Tougher films have long shelf lives and they can seriously engage audiences to think, question, or at least feel uncomfortable, which sometimes can even result in attitude change. Such are examples of transformative art. Another question at hand is: do such films need recognition by the Academy? No film in and of itself need Academy recognition. If they are good, they will have an audience and stand for themselves. However, an Academy recognition means something. Take a film like Gravity. As it is nominated for 10 Oscar nominations, it's been re-released in theaters, and probably with 7 Oscars it will stay in theaters even longer. The same goes for 12 Years which has been re-released as well utilizing the positive wind of 9 nominations. An Academy recognition also has the potential to bring the issue or the theme of a film to national attention.

 

The Sundance recognition Fruitvale received cannot be underestimated which landed the film a Weinstein Bro's distribution deal which eventually released it in more than a thousand theaters. But, an Academy nod –not even the awards but at least a nomination– would have helped bring Fruitvale to limelight and present the opportunity for more Americans to be engaged with an issue which is not going away – rather becoming grimmer and bleaker every day. Especially given the fact that the Academy has nominated 9 films for the Best Film award, Fruitvale could have been among one of those nine, or nominated for Best Original Script, Best Director or Best Actor categories.

 

After the awards ceremony, on CNN, Piers Morgan asked the entertainment reporter on the field her initial reaction to 12 Years winning big. She mentioned how happy she feels and how 12 Years as a result should be included in schools' curricula. Imagine Fruitvale receiving such attention and being added to the educational curricula across the country. Maybe, if more kids watched Fruitvale along with 12 Years, it is possible in the future, as today's youth will be tomorrow's policy makers, judges and jury members, cases like Oscar Grant, Trayvon Martin and Jordan Davis might receive a more nuanced treatment and sympathetic reaction, and particularly the policies that enable these incidents will face critical engagement or even flat out rejection.  

 

***

 

 

Usame Tunagur works as a video producer at Everest Production whose mission is to create programming promoting diversity and multicultural celebration. His short films have received numerous awards and screened globally at various film festivals.
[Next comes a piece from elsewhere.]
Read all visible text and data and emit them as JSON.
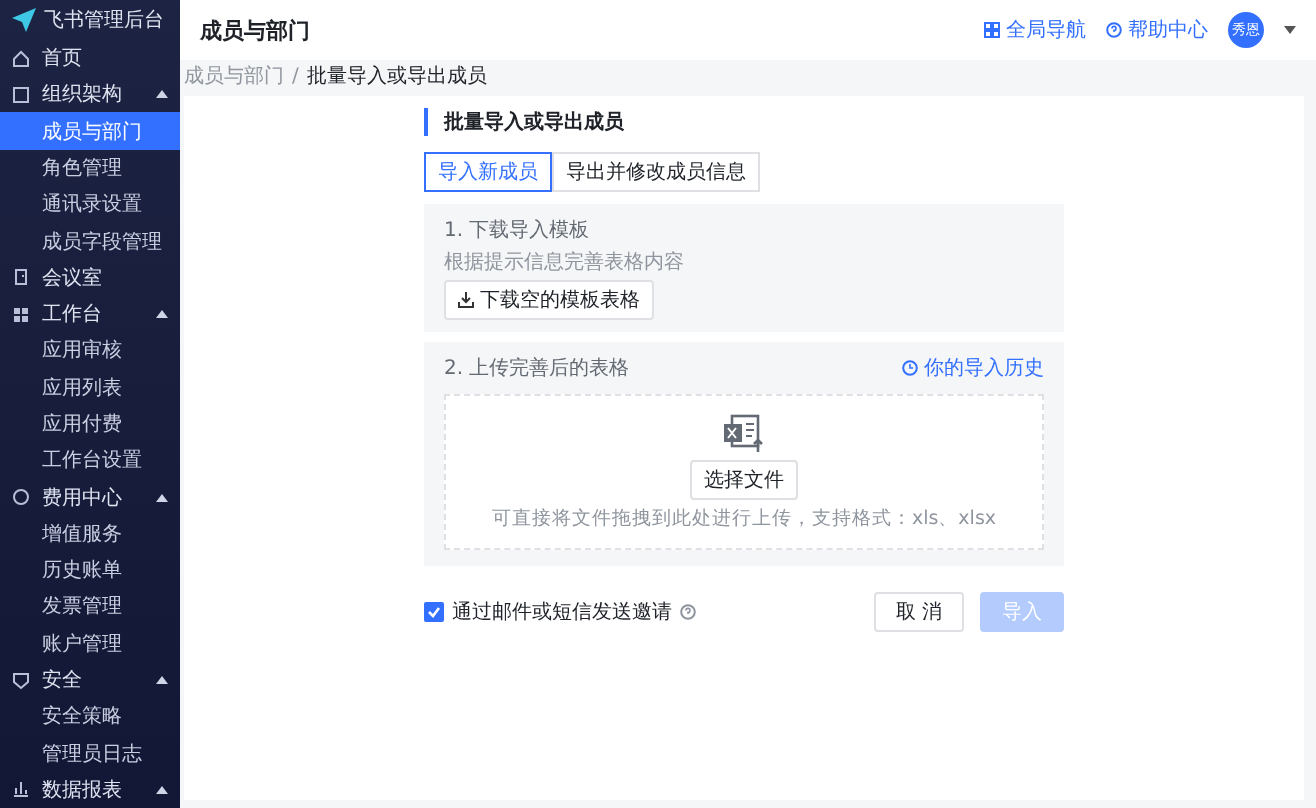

He is also a recipient of the 2010 National Association for Multi-Ethnicity in Communications Award for the TV show, World in America.

 

  Send to a friend  |   View/Hide Comments (0)   |     Print

2017 All Rights Reserved: The New Black Magazine | Terms & Conditions
Back to Home Page nb: People and Politics Books & Literature nb: Arts & Media nb: Business & Careers Education